like ripples over a pool of water
whose substance never changes,
reflecting each wave, each ribboned crossing,
without being really moved.
We search each other’s eyes so long
beyond our own reflections,
finding only the black centers,
the immeasurable interior we’ll
never reach with candle,
never plumb with love.
Perhaps it is just this ignorance,
this absence of certainty, lack of clear view,
more than anything, brings us together,
draws us into and through each other
to the unknown inside us all,
that gray space from which
what we know of ourselves
emerges briefly, casts a transient
shadow across the earth
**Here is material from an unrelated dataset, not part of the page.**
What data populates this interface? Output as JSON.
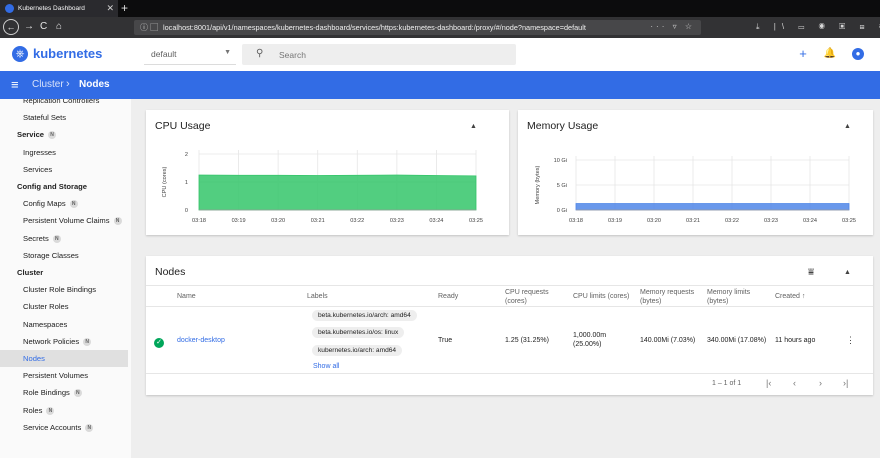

and learns to believe in itself just enough
to believe in some one else.
And the days are not full enough
And the nights are not full enough
And life slips by like a field mouse
Not shaking the grass
Walking in the dark streets of Seoul
under the almost full moon.
Lost for the last two hours.
Finishing a loaf of bread
and worried about the curfew.
I have not spoken for three days
and I am thinking, “Why not just
settle for love? Why not just
settle for love instead?”
My heart, sing praises to the men
I’ll never love; from whom a night
away’s just that — a night — and not
a lifetime in the desert without food
and water. It’s because of them
that breakfasts can be eaten, Lord, appointments
kept, and letters left to lie
where they have fallen; men with whom
a perfect evening may be nothing more
than beer and cards outside beneath the lean-to
where straight-talk and easy gestures leave
dark nests of sparrows and the scent
of bonfires in their wake; the sort of men
whose smiles I can endure without
surrendering my all to them;
in whose unswerving disregard,
let heaven rejoice, let the earth be glad.